_Your objective:_ As you look over the data below, please find each line where the word "image" appears, then copy it.

[Items from an interface collection]
*** Block opens ***

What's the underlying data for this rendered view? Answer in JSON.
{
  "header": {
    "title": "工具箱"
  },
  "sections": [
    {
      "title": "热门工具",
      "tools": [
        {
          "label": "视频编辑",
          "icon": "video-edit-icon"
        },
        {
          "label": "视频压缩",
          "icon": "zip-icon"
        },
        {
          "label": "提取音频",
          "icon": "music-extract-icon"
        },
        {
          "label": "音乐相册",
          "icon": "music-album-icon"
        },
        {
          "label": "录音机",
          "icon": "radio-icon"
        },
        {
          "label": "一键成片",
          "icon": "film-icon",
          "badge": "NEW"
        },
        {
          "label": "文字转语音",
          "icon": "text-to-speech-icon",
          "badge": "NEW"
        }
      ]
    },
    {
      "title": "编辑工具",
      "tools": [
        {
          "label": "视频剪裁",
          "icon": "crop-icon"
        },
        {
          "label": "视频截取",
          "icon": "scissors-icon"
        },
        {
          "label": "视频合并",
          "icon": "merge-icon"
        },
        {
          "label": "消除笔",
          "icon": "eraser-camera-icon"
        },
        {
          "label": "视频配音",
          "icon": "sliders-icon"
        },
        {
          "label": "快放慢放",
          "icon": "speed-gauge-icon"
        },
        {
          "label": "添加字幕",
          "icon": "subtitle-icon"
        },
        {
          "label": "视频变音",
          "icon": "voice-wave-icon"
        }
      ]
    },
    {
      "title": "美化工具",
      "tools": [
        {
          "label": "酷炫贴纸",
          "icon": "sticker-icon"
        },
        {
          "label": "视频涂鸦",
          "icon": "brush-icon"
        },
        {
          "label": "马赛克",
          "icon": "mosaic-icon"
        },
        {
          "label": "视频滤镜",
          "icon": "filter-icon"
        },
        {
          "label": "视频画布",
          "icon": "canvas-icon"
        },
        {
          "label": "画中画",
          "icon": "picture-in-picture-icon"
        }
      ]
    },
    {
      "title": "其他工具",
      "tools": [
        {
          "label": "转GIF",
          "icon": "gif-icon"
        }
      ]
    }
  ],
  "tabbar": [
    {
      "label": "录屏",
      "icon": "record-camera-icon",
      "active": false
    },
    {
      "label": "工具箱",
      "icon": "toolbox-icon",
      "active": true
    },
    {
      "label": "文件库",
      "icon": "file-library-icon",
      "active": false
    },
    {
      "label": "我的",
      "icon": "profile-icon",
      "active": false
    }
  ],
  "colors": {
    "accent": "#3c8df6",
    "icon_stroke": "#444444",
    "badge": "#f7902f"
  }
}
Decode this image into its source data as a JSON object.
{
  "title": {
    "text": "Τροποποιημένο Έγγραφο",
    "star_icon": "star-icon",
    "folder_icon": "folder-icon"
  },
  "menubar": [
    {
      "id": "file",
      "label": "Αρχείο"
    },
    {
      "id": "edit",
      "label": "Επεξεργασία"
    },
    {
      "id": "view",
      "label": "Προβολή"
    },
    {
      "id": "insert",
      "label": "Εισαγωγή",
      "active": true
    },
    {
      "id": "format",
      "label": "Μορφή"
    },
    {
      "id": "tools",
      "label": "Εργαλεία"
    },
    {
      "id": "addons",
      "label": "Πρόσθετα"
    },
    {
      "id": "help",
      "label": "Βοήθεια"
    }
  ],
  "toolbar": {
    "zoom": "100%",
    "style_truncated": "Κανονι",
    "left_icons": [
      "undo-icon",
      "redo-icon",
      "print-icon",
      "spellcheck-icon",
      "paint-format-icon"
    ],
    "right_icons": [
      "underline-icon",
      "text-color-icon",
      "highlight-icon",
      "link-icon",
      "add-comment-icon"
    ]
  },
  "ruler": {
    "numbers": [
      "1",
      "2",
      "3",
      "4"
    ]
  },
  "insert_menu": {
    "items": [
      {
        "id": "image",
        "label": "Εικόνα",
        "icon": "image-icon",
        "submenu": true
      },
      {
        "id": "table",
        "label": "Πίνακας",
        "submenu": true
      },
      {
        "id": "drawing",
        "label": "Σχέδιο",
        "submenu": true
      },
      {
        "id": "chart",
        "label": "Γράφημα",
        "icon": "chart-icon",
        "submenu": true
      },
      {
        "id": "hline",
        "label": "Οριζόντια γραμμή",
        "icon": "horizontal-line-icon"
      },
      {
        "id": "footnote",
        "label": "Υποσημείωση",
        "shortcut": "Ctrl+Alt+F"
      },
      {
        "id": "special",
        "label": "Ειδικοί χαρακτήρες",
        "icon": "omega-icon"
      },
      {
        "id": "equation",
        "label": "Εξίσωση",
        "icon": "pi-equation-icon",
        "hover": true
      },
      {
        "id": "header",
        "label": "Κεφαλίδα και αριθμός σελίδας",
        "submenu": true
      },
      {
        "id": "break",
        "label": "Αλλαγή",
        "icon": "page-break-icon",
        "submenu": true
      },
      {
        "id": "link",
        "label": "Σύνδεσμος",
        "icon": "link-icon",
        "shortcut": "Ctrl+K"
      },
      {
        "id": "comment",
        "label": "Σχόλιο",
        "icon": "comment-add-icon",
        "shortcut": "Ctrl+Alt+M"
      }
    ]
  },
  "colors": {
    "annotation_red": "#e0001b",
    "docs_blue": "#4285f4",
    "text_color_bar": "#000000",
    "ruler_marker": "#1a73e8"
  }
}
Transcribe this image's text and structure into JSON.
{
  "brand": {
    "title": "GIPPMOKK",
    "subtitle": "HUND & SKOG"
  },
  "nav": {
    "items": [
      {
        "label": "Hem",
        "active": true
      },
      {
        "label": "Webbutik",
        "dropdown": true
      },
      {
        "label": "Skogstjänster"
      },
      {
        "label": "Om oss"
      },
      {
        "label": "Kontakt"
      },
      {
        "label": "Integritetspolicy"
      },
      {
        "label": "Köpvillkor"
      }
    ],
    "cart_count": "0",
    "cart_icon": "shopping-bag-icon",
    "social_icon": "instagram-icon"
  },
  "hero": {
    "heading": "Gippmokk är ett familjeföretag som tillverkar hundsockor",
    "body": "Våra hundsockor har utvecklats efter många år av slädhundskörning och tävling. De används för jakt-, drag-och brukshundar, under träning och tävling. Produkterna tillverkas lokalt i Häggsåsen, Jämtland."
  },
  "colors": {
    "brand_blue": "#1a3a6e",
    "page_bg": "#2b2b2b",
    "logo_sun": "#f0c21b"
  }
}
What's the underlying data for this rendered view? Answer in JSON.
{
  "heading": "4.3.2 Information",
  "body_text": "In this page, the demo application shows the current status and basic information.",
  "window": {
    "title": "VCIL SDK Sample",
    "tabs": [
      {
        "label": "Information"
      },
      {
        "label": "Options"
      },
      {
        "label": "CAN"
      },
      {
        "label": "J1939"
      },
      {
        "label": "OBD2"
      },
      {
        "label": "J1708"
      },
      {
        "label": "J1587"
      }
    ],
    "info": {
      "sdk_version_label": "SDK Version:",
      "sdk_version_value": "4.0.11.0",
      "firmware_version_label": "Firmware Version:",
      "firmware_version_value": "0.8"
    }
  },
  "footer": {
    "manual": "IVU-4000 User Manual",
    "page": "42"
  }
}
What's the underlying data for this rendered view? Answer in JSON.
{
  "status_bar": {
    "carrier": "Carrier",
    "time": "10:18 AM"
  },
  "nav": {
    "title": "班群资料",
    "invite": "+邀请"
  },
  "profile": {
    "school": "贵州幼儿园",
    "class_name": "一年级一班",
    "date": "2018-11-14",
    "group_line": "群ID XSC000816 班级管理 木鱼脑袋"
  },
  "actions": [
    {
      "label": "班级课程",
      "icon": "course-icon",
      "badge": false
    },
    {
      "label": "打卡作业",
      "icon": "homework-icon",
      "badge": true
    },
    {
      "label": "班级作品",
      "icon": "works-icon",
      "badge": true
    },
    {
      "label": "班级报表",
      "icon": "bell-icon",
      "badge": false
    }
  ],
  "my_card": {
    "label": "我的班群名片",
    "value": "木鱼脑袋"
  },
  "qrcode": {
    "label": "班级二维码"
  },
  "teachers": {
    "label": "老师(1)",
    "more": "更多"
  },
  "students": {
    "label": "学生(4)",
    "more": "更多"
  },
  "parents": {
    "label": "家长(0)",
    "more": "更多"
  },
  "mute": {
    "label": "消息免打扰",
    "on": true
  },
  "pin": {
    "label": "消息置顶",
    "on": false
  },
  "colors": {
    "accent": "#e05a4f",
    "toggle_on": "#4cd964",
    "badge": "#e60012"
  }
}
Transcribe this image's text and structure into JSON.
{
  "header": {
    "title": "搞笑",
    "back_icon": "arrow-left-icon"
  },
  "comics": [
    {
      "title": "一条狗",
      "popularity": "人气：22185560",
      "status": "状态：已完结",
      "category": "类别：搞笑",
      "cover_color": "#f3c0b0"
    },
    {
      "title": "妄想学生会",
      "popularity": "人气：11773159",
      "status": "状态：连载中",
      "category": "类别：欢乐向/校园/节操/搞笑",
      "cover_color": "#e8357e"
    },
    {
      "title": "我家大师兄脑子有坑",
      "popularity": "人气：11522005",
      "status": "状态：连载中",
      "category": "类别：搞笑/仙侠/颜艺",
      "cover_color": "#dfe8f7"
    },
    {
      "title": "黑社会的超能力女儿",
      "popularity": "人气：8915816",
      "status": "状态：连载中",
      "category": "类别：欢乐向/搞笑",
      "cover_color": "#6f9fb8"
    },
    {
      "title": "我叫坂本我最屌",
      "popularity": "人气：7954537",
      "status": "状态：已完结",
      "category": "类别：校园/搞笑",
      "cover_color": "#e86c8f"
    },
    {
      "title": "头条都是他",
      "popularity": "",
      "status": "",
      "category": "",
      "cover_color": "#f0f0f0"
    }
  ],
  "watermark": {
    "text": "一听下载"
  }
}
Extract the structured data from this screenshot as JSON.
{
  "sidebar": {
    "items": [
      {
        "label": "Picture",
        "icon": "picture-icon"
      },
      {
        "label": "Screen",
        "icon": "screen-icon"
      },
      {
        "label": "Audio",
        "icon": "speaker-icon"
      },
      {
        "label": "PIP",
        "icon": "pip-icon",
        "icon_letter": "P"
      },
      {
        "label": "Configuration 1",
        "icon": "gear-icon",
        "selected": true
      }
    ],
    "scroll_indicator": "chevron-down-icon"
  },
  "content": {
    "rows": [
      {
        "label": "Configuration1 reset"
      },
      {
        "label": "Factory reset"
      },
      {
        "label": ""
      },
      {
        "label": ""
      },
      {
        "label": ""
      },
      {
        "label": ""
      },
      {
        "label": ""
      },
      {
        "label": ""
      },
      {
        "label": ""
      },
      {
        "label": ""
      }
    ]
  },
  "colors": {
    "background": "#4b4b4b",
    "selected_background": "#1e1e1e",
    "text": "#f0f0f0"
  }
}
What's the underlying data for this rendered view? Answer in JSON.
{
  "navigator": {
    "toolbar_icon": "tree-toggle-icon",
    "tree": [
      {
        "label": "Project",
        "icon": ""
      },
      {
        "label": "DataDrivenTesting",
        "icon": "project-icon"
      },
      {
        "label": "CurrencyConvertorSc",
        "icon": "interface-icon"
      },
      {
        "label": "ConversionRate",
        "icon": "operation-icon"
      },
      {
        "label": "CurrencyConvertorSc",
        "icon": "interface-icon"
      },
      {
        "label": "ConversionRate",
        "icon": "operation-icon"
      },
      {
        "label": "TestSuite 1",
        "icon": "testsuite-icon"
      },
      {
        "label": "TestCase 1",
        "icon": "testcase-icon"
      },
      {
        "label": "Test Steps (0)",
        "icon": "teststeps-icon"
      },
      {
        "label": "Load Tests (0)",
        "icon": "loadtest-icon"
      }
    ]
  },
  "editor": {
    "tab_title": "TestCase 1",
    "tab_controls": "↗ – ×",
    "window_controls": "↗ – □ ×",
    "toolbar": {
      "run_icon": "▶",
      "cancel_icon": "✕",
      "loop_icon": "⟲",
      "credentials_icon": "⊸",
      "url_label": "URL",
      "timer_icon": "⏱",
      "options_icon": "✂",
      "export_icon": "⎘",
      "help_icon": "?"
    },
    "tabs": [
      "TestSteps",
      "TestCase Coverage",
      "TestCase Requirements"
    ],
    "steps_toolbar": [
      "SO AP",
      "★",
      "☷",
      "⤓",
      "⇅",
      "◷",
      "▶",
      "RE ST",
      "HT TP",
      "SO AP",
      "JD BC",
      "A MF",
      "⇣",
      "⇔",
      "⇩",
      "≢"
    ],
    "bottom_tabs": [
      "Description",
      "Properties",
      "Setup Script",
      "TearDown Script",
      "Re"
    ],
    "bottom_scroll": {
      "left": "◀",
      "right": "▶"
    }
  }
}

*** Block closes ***

_Response to the task:_
Decode this image into its source data as a JSON object.
        "id": "image",
        "icon": "image-icon",
Transcribe this image's text and structure into JSON.
Transcribe this image's text and structure into JSON.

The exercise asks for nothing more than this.